If there was one subject with its fair share of myths and half-truths – it is the wonderful world of teeth. While we all know that the tooth fairy isn’t real, that doesn’t mean that we can be so sure about the other myths and legends out there. Let’s take a closer look.

True: If you lose a tooth – put it in milk!

If you (or someone in your care) accidentally knock a tooth out, the best thing to do is place it back in its original socket and then seek immediate emergency treatment. If this is not possible, e.g. the person who lost the tooth is unconscious (and therefore at risk of choking), then the next best thing is to place it in milk.


  1. Milk prevents the tooth from drying out.
  2. Versus being placed in water, milk will prevent your tooth’s blood vessels and cells from bursting.

By preventing drying out and minimising cellular damage, your tooth will remain more viable, increasing the odds that it can be reattached.

True: You should brush your gums and tongue daily.

Since we were children, we have been told we must brush our teeth every day, but no one said anything about our gums or our tongue. Of course, the gums around the teeth line will be brushed incidentally, but what about the rest and the tongue?

Plaque, tartar, and oral bacteria don’t just build up on the surfaces of your teeth. For that reason, it is essential to deliberately and softly brush our gums as well. Thoroughly scrape your tongue to prevent gum disease (and bad breath while we are at it!). Your teeth will thank you for it, and so will your friends.

False: You should brush twice a day.

What? Ok, this one we have been told since we were kids, right? Brush before you go to sleep and after breakfast. But what about the twelve plus hours between breakfast and bed? During this time, the usual harmful bacteria and plaque build up just the same. To really stay on top of your oral care game, you should consider brushing three times a day, basically, after every meal.

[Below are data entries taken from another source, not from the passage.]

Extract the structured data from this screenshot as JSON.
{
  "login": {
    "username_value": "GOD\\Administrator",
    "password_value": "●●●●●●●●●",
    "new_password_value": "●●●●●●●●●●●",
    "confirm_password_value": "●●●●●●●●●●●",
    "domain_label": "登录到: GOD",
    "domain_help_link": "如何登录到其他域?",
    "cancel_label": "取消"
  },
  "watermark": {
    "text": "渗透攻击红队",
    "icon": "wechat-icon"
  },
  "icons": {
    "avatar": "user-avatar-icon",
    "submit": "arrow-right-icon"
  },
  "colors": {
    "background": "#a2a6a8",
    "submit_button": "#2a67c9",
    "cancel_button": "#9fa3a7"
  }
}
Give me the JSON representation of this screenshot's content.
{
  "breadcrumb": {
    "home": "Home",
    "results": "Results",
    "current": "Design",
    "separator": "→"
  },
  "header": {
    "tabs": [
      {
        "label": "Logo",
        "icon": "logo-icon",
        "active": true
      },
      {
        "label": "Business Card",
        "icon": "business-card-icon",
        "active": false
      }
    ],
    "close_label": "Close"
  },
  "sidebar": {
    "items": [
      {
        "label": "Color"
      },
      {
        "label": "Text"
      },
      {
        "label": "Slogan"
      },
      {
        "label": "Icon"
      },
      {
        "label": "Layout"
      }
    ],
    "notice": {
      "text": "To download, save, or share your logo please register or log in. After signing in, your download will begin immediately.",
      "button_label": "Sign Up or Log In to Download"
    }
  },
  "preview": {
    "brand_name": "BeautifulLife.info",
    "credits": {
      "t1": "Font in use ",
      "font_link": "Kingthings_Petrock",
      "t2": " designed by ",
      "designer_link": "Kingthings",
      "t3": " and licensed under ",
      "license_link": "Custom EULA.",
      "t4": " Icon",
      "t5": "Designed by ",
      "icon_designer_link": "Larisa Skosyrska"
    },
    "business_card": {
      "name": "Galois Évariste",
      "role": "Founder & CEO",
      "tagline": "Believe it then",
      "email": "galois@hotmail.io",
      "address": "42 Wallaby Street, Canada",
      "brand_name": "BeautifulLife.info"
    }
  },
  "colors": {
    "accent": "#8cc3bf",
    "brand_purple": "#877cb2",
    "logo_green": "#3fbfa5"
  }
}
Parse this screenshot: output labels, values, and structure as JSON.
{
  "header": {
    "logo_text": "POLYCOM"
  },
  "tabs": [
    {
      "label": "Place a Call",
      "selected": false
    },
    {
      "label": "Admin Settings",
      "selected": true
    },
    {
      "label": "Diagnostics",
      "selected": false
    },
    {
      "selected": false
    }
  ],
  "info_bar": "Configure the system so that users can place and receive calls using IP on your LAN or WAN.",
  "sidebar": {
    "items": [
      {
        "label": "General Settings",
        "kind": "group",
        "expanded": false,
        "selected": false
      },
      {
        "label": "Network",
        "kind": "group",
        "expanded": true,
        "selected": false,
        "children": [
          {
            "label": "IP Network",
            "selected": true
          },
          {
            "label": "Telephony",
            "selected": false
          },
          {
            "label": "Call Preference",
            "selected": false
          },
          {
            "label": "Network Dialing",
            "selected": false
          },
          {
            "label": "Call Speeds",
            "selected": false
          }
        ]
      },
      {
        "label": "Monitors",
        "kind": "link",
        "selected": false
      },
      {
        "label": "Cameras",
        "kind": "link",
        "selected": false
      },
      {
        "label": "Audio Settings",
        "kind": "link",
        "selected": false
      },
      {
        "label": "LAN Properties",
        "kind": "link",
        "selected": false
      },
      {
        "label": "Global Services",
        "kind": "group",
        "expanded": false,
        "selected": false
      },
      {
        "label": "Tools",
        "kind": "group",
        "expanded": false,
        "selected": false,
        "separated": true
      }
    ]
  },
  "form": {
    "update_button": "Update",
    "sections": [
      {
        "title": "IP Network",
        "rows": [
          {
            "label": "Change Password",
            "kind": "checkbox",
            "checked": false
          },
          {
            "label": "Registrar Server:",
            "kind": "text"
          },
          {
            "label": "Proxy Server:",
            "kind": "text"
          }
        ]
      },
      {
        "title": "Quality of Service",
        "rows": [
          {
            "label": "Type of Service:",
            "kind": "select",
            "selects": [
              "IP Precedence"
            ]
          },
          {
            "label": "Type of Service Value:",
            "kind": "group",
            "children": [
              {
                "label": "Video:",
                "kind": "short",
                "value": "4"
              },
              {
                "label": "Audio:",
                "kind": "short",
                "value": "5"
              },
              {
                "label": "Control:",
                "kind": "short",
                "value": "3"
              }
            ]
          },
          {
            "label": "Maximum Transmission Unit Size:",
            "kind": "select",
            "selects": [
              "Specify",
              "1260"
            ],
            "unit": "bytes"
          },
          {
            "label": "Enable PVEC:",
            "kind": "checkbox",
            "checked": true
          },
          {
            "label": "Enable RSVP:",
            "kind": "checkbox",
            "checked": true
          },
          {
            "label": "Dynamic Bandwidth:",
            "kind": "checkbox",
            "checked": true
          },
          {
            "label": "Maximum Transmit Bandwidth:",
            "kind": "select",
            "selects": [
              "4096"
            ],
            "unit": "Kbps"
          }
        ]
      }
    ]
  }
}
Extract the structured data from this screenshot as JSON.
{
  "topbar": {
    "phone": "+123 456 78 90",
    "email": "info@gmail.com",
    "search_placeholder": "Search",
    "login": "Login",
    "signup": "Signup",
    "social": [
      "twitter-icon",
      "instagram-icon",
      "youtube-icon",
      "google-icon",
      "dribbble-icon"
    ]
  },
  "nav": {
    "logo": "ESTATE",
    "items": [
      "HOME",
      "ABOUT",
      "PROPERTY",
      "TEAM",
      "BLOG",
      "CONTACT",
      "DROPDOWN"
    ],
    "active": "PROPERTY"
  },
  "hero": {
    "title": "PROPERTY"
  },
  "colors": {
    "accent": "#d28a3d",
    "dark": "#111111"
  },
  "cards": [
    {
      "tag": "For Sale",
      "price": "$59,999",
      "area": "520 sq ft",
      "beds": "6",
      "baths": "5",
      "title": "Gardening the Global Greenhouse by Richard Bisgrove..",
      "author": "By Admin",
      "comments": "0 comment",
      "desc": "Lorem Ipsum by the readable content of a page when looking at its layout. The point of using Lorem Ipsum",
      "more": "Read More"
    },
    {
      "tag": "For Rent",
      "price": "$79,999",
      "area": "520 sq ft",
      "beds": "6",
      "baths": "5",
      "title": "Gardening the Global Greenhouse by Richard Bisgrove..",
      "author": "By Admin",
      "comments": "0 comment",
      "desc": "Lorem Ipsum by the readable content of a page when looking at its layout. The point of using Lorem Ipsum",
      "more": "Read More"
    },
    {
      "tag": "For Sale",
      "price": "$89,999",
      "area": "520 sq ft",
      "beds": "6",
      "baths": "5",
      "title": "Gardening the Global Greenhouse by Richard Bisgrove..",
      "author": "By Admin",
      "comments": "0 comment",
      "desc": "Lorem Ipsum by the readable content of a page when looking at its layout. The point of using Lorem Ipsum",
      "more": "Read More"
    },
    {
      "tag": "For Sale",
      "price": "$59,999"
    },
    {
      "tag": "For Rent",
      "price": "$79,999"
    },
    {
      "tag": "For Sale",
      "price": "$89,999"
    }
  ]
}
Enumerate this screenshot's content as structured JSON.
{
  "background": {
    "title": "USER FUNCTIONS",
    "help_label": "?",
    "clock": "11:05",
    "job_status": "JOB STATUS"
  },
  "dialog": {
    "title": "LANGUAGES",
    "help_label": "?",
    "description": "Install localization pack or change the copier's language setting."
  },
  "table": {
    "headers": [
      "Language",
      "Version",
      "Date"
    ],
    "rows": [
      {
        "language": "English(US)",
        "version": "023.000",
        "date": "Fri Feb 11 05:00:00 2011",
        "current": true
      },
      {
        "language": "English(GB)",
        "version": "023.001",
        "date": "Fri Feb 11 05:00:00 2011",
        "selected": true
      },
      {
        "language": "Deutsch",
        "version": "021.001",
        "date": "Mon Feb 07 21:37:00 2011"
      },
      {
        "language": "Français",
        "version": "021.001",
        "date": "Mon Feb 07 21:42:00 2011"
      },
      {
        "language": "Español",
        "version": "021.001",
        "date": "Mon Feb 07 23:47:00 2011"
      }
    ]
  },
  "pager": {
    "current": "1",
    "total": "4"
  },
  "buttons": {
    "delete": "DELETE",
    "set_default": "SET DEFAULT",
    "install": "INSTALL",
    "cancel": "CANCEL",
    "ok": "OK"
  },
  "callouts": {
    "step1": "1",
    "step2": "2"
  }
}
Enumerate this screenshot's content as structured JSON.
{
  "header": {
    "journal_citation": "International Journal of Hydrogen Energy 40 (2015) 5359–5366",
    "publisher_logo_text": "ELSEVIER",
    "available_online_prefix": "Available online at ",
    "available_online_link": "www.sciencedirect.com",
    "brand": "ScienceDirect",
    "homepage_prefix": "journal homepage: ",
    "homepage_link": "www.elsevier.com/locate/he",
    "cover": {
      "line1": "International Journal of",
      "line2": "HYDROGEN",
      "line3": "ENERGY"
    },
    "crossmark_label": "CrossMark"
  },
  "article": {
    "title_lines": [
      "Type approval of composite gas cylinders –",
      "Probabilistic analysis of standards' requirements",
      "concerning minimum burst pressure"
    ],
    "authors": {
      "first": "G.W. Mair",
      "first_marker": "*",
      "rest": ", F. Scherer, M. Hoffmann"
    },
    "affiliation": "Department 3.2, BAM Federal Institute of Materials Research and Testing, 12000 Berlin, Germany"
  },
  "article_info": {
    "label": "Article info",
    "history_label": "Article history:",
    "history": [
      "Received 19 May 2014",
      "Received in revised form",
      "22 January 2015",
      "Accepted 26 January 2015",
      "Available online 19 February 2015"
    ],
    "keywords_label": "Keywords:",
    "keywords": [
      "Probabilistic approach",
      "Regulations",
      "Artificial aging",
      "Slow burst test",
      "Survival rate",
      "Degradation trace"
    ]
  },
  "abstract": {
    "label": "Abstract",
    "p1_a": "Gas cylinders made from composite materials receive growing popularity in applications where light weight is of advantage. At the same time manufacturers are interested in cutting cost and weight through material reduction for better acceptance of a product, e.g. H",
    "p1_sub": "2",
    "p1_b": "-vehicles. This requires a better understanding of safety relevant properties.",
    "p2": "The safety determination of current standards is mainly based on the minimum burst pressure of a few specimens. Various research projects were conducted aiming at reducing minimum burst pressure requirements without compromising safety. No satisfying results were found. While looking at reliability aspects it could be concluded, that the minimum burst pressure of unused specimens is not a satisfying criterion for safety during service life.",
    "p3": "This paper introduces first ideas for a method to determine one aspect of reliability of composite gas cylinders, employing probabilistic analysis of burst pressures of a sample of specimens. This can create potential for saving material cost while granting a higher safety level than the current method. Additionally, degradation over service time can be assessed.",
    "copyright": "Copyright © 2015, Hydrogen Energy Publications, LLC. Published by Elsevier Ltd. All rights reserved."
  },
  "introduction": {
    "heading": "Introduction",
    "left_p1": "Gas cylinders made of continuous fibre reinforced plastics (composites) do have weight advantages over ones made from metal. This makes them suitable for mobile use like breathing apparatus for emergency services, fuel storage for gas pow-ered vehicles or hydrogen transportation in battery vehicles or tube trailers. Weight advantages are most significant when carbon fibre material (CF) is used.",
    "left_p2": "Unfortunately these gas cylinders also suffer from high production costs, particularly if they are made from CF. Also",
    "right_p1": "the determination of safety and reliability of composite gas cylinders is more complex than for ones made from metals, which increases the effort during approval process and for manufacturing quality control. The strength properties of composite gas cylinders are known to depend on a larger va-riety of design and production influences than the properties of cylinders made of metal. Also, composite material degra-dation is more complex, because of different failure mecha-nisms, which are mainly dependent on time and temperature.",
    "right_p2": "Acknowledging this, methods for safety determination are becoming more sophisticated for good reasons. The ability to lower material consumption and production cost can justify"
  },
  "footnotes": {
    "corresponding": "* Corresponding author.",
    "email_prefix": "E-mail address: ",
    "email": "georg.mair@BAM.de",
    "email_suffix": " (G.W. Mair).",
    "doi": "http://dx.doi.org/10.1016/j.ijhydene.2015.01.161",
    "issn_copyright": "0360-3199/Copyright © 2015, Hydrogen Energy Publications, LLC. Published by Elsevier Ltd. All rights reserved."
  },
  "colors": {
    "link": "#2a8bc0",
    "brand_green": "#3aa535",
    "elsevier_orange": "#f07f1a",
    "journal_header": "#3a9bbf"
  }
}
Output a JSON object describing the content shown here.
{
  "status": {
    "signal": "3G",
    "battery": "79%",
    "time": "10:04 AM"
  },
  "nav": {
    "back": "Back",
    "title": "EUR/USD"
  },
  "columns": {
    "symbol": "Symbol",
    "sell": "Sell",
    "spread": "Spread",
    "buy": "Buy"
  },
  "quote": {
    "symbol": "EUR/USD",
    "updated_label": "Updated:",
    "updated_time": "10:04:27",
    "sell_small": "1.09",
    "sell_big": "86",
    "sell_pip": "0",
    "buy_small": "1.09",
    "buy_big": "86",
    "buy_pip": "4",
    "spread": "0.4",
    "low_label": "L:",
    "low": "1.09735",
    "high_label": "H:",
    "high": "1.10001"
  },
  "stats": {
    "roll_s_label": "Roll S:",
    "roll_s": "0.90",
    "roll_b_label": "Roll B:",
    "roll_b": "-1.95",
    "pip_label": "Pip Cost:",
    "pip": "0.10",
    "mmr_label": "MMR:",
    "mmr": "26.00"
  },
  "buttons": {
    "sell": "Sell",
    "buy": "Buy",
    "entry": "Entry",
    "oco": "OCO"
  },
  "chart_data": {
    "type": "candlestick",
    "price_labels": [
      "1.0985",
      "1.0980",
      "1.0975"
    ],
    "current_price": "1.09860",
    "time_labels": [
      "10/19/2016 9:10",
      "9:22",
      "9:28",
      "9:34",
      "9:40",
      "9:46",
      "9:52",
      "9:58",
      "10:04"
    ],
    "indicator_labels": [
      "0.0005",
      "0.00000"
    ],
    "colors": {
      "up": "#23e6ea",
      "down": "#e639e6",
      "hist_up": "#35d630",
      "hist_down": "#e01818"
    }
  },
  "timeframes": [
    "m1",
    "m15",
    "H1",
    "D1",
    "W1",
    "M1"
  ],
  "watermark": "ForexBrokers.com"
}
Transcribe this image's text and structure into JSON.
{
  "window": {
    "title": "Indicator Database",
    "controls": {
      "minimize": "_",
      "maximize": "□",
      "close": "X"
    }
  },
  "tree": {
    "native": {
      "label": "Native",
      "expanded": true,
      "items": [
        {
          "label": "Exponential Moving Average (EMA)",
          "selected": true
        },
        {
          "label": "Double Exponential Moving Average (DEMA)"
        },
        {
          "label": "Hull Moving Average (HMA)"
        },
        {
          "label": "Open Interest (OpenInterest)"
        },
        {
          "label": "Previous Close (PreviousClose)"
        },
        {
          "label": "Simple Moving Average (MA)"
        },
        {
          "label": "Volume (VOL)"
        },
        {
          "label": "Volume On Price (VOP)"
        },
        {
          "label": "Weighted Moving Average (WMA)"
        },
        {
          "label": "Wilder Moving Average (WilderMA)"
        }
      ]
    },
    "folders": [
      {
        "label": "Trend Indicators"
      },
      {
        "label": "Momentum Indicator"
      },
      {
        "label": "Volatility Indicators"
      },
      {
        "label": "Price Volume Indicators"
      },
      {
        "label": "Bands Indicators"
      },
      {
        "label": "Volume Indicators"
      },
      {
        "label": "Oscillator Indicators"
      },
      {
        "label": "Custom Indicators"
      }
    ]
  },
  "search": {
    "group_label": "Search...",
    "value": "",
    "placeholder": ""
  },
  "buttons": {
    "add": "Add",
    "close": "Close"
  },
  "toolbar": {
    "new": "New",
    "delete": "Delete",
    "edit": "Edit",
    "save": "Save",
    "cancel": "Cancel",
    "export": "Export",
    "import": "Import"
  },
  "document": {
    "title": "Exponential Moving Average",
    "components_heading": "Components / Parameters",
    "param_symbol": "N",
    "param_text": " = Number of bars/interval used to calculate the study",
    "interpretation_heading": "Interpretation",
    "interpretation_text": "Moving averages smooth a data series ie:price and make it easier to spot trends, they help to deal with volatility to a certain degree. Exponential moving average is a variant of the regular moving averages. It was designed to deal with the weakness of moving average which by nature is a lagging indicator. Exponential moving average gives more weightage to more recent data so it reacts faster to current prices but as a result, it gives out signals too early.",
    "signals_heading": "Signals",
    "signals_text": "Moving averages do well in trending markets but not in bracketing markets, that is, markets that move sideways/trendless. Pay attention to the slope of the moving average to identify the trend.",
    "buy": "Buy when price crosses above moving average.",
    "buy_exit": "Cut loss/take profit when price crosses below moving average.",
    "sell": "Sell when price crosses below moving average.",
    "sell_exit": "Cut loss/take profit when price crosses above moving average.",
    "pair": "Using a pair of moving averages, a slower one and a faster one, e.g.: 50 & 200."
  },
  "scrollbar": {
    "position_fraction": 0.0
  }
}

True: You can over-brush your teeth.

While we encourage you to brush your teeth three times a day, more doesn’t always equal better. Most people brush their teeth for too long and too hard. It’s easy to think that this will give you a deeper clean, but the reality is that it wears away your precious protective enamel and causes gum erosion. Observe proper brushing technique, and use soft brushing motion with a soft toothbrush. Aim for two minutes, three times a day (and gently brush in the direction of gum growth if you’re concerned about gum erosion in a specific spot in your mouth), to avoid pushing the gum away.

False: Brushing is more important than flossing.

Which is more important to run a car – oil or petrol? It is impossible to answer, as you won’t get very far without either.

The same is true for your dental care regime. You can’t enjoy long term good dental care and hygiene without brushing AND flossing, the two truly go hand in hand.

And in case you were wondering – floss before you brush.